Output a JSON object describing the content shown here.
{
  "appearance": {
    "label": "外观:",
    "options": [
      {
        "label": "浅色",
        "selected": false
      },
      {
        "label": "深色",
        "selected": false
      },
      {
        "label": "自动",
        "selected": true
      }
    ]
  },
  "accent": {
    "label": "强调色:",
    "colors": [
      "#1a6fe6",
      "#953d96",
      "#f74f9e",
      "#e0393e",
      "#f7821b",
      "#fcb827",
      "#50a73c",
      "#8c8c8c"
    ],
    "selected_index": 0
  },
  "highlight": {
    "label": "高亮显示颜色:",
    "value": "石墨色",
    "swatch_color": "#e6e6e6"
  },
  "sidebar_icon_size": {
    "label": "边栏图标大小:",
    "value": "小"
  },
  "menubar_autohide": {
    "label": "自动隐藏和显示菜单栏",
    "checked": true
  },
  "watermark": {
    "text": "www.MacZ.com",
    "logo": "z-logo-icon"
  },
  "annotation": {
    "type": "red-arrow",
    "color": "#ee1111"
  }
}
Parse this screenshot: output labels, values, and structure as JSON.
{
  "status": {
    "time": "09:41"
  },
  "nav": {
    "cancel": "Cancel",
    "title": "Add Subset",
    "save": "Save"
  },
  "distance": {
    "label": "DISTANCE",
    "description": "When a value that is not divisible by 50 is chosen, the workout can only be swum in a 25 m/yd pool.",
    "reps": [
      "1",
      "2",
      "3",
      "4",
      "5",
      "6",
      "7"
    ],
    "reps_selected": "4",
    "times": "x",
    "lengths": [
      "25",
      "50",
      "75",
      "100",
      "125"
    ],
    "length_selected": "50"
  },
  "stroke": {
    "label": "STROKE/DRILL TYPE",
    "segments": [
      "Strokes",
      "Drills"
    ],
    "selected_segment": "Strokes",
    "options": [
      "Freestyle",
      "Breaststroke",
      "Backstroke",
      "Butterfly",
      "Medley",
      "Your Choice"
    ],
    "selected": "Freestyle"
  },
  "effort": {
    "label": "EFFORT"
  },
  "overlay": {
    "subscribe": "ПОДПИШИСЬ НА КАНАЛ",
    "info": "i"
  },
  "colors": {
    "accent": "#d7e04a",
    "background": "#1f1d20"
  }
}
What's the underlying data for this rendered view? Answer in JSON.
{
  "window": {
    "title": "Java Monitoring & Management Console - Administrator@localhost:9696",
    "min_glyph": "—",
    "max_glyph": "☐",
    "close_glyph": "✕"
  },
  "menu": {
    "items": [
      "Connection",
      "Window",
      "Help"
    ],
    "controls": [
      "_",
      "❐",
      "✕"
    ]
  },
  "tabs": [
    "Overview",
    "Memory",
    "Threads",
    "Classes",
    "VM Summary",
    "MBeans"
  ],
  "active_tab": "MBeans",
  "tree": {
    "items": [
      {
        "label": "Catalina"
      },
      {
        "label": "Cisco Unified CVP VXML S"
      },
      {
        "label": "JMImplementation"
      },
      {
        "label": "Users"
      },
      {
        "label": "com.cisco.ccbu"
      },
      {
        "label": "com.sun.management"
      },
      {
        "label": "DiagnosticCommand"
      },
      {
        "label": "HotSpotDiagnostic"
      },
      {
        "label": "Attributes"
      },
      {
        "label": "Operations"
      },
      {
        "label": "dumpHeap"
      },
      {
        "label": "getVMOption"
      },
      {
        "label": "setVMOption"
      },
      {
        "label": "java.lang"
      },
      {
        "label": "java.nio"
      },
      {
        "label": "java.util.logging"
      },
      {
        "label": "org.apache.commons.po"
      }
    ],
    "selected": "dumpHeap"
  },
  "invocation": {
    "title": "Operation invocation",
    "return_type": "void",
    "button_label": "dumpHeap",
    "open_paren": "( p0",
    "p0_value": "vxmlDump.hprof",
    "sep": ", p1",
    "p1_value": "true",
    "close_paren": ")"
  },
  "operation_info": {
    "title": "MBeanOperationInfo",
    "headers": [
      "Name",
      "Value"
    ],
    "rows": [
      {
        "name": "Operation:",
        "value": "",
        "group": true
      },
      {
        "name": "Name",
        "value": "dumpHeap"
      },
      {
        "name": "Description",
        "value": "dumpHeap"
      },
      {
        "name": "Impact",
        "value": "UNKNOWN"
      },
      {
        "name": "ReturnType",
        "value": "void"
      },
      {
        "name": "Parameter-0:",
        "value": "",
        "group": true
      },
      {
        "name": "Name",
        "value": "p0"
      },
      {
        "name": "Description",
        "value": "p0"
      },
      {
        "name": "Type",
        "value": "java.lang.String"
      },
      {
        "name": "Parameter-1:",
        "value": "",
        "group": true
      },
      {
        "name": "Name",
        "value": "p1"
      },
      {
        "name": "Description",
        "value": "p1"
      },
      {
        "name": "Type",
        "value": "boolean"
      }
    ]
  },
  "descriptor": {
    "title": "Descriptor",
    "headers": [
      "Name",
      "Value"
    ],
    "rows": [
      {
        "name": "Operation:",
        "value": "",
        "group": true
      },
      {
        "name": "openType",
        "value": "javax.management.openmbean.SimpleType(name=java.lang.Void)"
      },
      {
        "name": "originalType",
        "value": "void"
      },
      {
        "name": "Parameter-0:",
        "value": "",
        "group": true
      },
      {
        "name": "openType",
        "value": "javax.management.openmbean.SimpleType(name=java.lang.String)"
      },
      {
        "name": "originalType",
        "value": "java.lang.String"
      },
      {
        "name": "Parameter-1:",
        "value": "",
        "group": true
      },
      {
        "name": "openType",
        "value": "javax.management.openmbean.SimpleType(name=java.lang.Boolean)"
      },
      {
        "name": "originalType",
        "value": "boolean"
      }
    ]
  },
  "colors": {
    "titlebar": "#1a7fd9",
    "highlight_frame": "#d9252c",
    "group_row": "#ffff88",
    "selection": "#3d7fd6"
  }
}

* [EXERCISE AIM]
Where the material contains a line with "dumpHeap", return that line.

* [WRITTEN ANSWER]
        "label": "dumpHeap"
    "selected": "dumpHeap"
    "button_label": "dumpHeap",
        "value": "dumpHeap"
        "value": "dumpHeap"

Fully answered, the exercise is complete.